(DATASET EXTRACT):

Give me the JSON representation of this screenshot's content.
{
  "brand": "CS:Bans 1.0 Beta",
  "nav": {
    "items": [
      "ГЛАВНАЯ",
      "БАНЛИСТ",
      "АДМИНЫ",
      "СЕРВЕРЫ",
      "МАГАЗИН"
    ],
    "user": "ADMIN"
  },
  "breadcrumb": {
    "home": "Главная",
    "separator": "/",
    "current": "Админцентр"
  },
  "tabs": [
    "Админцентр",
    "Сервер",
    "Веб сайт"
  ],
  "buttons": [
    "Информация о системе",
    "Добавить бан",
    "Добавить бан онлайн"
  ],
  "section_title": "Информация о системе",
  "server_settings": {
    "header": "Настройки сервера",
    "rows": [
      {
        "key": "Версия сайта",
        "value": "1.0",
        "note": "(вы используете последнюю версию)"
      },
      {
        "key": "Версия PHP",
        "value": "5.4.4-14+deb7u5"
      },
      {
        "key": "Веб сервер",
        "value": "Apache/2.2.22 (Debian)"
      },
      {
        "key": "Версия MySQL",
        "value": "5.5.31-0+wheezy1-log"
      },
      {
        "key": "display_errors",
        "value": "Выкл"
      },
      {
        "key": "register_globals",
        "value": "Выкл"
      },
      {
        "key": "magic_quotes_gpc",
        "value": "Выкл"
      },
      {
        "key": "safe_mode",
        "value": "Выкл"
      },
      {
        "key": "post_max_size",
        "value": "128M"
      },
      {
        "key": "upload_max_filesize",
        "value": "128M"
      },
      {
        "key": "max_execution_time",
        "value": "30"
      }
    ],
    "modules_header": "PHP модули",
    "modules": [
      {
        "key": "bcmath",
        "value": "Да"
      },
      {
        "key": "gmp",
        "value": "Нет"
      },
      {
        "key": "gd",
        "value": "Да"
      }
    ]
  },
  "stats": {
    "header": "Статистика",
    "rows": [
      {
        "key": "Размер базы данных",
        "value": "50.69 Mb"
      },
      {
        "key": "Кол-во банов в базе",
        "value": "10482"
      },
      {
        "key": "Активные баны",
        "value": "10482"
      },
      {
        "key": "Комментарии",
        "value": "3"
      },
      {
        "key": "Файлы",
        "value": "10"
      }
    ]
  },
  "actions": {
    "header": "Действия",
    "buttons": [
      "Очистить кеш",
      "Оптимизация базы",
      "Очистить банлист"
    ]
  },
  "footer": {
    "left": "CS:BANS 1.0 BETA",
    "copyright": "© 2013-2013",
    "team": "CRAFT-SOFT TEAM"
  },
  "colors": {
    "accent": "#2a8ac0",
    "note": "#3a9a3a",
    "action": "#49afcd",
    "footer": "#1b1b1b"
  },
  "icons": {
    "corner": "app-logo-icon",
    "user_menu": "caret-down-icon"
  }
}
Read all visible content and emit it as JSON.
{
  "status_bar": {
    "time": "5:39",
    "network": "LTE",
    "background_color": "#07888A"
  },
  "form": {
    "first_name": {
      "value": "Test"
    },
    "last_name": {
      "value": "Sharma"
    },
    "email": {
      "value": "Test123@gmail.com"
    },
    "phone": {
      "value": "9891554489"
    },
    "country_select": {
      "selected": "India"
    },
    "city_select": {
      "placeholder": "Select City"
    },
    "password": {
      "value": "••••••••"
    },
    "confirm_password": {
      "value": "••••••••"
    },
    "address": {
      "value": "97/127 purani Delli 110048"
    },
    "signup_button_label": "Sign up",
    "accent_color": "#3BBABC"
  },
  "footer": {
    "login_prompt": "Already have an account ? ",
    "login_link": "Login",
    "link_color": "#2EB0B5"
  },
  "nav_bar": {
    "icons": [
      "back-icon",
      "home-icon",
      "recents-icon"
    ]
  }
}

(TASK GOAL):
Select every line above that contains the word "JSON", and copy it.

(EXPECTED ANSWER):
Give me the JSON representation of this screenshot's content.
Read all visible content and emit it as JSON.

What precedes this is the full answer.